▶ [Supplied records]
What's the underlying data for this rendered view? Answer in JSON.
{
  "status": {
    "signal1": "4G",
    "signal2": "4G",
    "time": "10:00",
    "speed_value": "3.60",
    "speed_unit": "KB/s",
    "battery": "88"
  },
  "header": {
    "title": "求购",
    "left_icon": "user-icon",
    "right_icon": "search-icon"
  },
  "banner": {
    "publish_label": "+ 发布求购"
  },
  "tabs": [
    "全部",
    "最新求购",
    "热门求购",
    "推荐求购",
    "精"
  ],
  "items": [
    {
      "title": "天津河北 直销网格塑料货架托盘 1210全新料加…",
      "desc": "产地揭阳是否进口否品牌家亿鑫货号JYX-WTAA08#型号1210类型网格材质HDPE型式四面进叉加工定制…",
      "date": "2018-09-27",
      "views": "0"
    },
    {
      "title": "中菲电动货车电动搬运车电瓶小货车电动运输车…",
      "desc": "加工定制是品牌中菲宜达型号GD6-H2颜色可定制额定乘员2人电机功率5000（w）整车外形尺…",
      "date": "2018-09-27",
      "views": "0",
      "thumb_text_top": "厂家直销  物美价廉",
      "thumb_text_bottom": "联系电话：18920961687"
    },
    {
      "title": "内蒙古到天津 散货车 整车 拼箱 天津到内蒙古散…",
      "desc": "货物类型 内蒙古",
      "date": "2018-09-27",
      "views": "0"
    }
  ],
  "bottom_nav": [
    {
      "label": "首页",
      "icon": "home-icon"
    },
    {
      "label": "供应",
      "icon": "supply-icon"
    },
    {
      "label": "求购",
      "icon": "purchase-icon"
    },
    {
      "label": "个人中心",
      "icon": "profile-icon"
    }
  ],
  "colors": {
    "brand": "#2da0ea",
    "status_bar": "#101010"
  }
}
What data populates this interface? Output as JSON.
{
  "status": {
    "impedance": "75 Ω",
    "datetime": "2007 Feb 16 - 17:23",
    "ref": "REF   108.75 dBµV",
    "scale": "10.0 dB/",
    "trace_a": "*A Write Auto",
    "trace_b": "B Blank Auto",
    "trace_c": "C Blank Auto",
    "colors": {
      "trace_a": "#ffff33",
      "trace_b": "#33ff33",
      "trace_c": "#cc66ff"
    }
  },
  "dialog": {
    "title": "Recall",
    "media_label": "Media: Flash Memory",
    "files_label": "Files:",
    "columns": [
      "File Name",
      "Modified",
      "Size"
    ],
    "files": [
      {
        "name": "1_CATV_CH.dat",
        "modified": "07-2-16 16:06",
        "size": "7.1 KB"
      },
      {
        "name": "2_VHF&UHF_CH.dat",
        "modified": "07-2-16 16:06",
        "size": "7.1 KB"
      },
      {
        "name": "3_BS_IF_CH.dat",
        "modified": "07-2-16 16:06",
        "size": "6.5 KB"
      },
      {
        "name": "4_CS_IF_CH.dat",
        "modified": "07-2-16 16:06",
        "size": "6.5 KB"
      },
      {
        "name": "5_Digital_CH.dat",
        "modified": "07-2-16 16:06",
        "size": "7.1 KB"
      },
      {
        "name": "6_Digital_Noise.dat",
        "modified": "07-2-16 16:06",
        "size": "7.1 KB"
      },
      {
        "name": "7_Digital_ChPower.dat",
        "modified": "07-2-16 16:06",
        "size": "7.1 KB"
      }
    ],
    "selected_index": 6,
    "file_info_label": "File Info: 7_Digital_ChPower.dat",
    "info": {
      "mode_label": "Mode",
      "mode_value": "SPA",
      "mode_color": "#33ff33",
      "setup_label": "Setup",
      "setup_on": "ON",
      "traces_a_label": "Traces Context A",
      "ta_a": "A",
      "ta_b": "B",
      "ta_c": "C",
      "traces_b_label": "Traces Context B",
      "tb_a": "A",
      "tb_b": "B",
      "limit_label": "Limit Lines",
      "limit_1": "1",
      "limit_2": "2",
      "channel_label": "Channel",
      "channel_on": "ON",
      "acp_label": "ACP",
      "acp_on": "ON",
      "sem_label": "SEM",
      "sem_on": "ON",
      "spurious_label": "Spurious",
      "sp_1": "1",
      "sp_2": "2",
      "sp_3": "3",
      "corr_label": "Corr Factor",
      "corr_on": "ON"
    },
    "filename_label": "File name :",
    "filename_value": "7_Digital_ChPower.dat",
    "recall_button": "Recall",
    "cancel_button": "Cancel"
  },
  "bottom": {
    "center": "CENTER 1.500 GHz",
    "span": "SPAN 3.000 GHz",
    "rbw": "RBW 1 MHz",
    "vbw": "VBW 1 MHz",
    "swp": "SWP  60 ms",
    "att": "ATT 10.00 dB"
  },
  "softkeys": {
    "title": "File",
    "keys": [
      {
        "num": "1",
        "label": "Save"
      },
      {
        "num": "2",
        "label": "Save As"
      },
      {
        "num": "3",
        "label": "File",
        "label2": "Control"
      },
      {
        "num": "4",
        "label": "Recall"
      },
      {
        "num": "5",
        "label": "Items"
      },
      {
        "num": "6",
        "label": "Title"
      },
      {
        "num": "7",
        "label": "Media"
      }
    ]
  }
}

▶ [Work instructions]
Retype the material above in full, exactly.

▶ [Task response]
What's the underlying data for this rendered view? Answer in JSON.
{
  "status": {
    "signal1": "4G",
    "signal2": "4G",
    "time": "10:00",
    "speed_value": "3.60",
    "speed_unit": "KB/s",
    "battery": "88"
  },
  "header": {
    "title": "求购",
    "left_icon": "user-icon",
    "right_icon": "search-icon"
  },
  "banner": {
    "publish_label": "+ 发布求购"
  },
  "tabs": [
    "全部",
    "最新求购",
    "热门求购",
    "推荐求购",
    "精"
  ],
  "items": [
    {
      "title": "天津河北 直销网格塑料货架托盘 1210全新料加…",
      "desc": "产地揭阳是否进口否品牌家亿鑫货号JYX-WTAA08#型号1210类型网格材质HDPE型式四面进叉加工定制…",
      "date": "2018-09-27",
      "views": "0"
    },
    {
      "title": "中菲电动货车电动搬运车电瓶小货车电动运输车…",
      "desc": "加工定制是品牌中菲宜达型号GD6-H2颜色可定制额定乘员2人电机功率5000（w）整车外形尺…",
      "date": "2018-09-27",
      "views": "0",
      "thumb_text_top": "厂家直销  物美价廉",
      "thumb_text_bottom": "联系电话：18920961687"
    },
    {
      "title": "内蒙古到天津 散货车 整车 拼箱 天津到内蒙古散…",
      "desc": "货物类型 内蒙古",
      "date": "2018-09-27",
      "views": "0"
    }
  ],
  "bottom_nav": [
    {
      "label": "首页",
      "icon": "home-icon"
    },
    {
      "label": "供应",
      "icon": "supply-icon"
    },
    {
      "label": "求购",
      "icon": "purchase-icon"
    },
    {
      "label": "个人中心",
      "icon": "profile-icon"
    }
  ],
  "colors": {
    "brand": "#2da0ea",
    "status_bar": "#101010"
  }
}
What data populates this interface? Output as JSON.
{
  "status": {
    "impedance": "75 Ω",
    "datetime": "2007 Feb 16 - 17:23",
    "ref": "REF   108.75 dBµV",
    "scale": "10.0 dB/",
    "trace_a": "*A Write Auto",
    "trace_b": "B Blank Auto",
    "trace_c": "C Blank Auto",
    "colors": {
      "trace_a": "#ffff33",
      "trace_b": "#33ff33",
      "trace_c": "#cc66ff"
    }
  },
  "dialog": {
    "title": "Recall",
    "media_label": "Media: Flash Memory",
    "files_label": "Files:",
    "columns": [
      "File Name",
      "Modified",
      "Size"
    ],
    "files": [
      {
        "name": "1_CATV_CH.dat",
        "modified": "07-2-16 16:06",
        "size": "7.1 KB"
      },
      {
        "name": "2_VHF&UHF_CH.dat",
        "modified": "07-2-16 16:06",
        "size": "7.1 KB"
      },
      {
        "name": "3_BS_IF_CH.dat",
        "modified": "07-2-16 16:06",
        "size": "6.5 KB"
      },
      {
        "name": "4_CS_IF_CH.dat",
        "modified": "07-2-16 16:06",
        "size": "6.5 KB"
      },
      {
        "name": "5_Digital_CH.dat",
        "modified": "07-2-16 16:06",
        "size": "7.1 KB"
      },
      {
        "name": "6_Digital_Noise.dat",
        "modified": "07-2-16 16:06",
        "size": "7.1 KB"
      },
      {
        "name": "7_Digital_ChPower.dat",
        "modified": "07-2-16 16:06",
        "size": "7.1 KB"
      }
    ],
    "selected_index": 6,
    "file_info_label": "File Info: 7_Digital_ChPower.dat",
    "info": {
      "mode_label": "Mode",
      "mode_value": "SPA",
      "mode_color": "#33ff33",
      "setup_label": "Setup",
      "setup_on": "ON",
      "traces_a_label": "Traces Context A",
      "ta_a": "A",
      "ta_b": "B",
      "ta_c": "C",
      "traces_b_label": "Traces Context B",
      "tb_a": "A",
      "tb_b": "B",
      "limit_label": "Limit Lines",
      "limit_1": "1",
      "limit_2": "2",
      "channel_label": "Channel",
      "channel_on": "ON",
      "acp_label": "ACP",
      "acp_on": "ON",
      "sem_label": "SEM",
      "sem_on": "ON",
      "spurious_label": "Spurious",
      "sp_1": "1",
      "sp_2": "2",
      "sp_3": "3",
      "corr_label": "Corr Factor",
      "corr_on": "ON"
    },
    "filename_label": "File name :",
    "filename_value": "7_Digital_ChPower.dat",
    "recall_button": "Recall",
    "cancel_button": "Cancel"
  },
  "bottom": {
    "center": "CENTER 1.500 GHz",
    "span": "SPAN 3.000 GHz",
    "rbw": "RBW 1 MHz",
    "vbw": "VBW 1 MHz",
    "swp": "SWP  60 ms",
    "att": "ATT 10.00 dB"
  },
  "softkeys": {
    "title": "File",
    "keys": [
      {
        "num": "1",
        "label": "Save"
      },
      {
        "num": "2",
        "label": "Save As"
      },
      {
        "num": "3",
        "label": "File",
        "label2": "Control"
      },
      {
        "num": "4",
        "label": "Recall"
      },
      {
        "num": "5",
        "label": "Items"
      },
      {
        "num": "6",
        "label": "Title"
      },
      {
        "num": "7",
        "label": "Media"
      }
    ]
  }
}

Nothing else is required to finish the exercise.